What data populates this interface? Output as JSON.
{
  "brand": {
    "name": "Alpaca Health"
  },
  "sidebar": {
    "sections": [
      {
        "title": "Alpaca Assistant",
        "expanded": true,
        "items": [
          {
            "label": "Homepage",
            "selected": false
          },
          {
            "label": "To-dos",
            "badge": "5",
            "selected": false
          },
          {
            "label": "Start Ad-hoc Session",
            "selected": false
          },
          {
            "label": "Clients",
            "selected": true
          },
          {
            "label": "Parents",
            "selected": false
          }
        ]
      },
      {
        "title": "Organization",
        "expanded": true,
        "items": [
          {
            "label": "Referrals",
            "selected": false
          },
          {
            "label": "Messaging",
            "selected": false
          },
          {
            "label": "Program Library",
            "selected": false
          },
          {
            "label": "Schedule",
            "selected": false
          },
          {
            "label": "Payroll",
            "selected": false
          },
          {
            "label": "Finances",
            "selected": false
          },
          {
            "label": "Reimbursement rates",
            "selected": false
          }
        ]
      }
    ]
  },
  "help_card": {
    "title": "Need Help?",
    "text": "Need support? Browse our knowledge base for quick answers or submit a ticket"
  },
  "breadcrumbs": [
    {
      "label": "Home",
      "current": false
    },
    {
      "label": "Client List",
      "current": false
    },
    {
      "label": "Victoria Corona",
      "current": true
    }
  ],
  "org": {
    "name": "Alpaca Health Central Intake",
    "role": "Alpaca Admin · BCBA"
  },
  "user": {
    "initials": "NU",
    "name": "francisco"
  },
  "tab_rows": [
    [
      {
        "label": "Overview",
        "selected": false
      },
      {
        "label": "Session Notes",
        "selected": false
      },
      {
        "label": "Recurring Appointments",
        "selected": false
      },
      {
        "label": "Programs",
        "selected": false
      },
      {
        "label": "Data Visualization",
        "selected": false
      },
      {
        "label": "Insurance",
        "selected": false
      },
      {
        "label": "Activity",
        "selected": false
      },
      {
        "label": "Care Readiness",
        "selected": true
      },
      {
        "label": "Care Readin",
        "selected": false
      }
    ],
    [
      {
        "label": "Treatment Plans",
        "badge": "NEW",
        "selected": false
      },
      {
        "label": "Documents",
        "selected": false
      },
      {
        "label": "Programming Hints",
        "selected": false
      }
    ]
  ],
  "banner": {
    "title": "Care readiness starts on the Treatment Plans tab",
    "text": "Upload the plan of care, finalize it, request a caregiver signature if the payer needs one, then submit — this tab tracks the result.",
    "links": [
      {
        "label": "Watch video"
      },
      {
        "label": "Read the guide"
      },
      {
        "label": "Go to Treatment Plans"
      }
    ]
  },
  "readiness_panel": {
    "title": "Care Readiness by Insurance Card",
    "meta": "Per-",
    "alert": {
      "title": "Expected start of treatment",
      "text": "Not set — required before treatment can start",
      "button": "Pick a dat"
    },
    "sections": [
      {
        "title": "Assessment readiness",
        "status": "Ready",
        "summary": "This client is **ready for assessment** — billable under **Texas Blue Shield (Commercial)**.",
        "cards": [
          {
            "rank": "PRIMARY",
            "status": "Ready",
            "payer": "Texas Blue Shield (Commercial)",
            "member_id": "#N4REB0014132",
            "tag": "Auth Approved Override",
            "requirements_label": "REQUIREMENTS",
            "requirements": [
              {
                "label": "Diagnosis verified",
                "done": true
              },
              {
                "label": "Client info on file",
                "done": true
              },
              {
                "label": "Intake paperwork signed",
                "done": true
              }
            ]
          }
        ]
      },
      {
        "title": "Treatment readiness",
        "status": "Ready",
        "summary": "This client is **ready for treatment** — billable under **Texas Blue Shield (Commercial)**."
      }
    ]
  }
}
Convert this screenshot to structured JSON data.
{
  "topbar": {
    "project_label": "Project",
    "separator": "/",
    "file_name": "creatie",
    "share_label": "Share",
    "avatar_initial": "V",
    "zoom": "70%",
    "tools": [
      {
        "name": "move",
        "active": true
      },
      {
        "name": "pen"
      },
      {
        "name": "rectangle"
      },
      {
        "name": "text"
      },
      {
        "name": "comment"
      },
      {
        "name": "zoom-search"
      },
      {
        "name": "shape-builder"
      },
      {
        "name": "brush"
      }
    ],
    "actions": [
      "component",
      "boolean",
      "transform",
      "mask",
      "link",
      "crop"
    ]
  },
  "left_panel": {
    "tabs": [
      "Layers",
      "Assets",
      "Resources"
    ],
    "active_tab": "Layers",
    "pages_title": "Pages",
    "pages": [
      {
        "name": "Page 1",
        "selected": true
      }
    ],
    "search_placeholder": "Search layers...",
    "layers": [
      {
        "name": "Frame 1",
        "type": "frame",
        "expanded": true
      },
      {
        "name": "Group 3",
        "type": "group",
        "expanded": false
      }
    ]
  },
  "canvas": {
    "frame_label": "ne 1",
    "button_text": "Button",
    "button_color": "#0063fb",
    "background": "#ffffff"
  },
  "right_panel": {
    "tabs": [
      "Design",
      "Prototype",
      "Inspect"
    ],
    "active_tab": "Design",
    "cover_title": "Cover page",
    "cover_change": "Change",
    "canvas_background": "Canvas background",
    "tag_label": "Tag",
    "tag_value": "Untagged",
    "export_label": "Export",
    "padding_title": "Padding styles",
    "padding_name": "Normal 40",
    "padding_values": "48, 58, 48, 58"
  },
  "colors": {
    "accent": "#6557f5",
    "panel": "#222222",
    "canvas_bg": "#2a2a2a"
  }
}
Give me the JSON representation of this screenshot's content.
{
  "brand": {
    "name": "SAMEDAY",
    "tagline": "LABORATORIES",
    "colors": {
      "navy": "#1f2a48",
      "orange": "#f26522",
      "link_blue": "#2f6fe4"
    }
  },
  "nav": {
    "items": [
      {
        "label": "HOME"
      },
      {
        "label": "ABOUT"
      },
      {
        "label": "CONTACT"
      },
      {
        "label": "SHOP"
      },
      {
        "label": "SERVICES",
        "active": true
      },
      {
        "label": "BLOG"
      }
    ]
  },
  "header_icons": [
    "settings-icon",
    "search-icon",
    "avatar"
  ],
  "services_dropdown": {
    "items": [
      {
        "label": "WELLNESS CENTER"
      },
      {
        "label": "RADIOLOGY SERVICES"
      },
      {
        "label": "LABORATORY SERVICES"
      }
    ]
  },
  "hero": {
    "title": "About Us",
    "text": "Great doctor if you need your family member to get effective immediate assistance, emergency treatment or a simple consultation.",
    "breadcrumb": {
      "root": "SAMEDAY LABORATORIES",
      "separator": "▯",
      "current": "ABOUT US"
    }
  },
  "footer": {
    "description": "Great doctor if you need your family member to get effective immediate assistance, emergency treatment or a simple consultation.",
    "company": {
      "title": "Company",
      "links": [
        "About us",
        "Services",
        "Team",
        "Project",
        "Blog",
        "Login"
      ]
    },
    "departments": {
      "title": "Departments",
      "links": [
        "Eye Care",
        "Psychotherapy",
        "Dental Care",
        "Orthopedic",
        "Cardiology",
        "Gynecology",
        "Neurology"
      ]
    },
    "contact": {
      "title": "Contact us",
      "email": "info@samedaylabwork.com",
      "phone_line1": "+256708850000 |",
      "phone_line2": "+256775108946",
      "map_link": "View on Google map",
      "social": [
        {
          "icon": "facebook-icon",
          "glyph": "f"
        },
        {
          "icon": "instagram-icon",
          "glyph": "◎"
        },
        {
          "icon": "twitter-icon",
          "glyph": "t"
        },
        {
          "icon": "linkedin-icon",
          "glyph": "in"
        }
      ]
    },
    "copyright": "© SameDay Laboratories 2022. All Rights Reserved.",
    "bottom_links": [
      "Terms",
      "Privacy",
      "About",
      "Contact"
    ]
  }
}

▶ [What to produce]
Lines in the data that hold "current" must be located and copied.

▶ [Response to this task]
      "current": false
      "current": false
      "current": true
      "current": "ABOUT US"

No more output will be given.